(c) Copyright Library Journals LLC, a wholly owned subsidiary of Media Source, Inc. No redistribution permitted.

Book list Gr. 7-10. Be prepared for swarms of teens requesting this page-turner. Bill Dodge's exciting dust-jacket illustration will capture their attention, and Cooney's engrossing plot about rescue operations for a downed 747 will ensure that they'll keep reading. Although the action spans only eight hours, readers will experience a roller coaster of emotions as rescuers battle flames and harsh conditions to free 400 trapped passengers. They'll feel the sights and sounds of the crash, the terror and pain of the passengers, and the exhilaration, fatigue, and frustrations of the rescuers. The story focuses primarily on 16-year-old Heidi Landseth, who reports the crash, and on 17-year-old Patrick Farquhar, the first trained emergency medical technician to respond to the emergency. Cooney dedicated the book to her daughter Louisa, a trained EMT at age 16, and the detail and clarity of her descriptions of the rescue operations reflect her interest, knowledge, and respect for emergency medical and rescue teams. A great choice for a booktalk or for use with reluctant readers. ~--Chris Sherman

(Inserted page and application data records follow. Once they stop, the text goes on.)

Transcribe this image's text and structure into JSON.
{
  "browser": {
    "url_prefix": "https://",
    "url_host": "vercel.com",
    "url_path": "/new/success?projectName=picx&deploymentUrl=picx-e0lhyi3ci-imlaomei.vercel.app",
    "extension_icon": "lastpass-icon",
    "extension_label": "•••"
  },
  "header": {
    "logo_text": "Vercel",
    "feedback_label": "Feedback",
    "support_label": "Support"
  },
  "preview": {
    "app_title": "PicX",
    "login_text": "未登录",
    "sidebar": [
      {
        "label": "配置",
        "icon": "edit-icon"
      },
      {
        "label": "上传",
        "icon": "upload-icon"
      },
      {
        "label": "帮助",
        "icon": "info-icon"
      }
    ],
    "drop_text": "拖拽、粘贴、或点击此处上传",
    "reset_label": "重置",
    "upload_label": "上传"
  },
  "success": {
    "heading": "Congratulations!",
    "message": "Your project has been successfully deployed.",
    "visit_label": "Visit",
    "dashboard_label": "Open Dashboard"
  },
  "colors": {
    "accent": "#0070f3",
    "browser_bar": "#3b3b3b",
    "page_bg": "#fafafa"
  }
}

From Booklist, Copyright American Library Association. Used with permission.

Publishers Weekly Using her trademark lightning pace, Cooney depicts the drama and human interest inherent in disaster. A full 747 jetliner crashes late one Saturday night in the tiny upstate New York town of Nearing Falls. The rescue crew, including teen ambulance drivers and paramedics, must battle prejudice, resentment and fear to discover their own brand of bravery. Cooney ( Don't Blame the Music ) captures the lives of both rescuers and passengers with a facile but not unpleasant touch. Her cast includes several conventionally troubled youths, including two brothers en route to their father's second wedding, a spoiled and glamorous rich kid and a runaway on her way home. The author's fluid command of action and suspense, however, redeems these stylistic shortcomings. Like The Poseidon Adventure and Airport , this story will keep even the least bookish readers glued to their seats. Ages 12-up. (Mar.) (c) Copyright PWxyz, LLC. All rights reserved

(c) Copyright PWxyz, LLC. All rights reserved

Horn Book Fiction: O A plane crashes near New York City, and the lives of passengers, those who wait for them, and their rescuers intersect. Using brief, timed segments, the action is riveting, and the characters are believable. The subplot of a teenager trying to find her place in the world is nicely handled. Anything but boring. Horn Rating: Recommended, satisfactory in style, content, and/or illustration. Reviewed by: mjg (c) Copyright 2010. The Horn Book, Inc., a wholly owned subsidiary of Media Source, Inc. No redistribution permitted.

(c) Copyright The Horn Book, Inc., a wholly owned subsidiary of Media Source, Inc. No redistribution permitted.

Go to Kid's Catalog Web  
 Powered by: YouSeeMore © The Library Corporation (TLC) Library Home Top of Page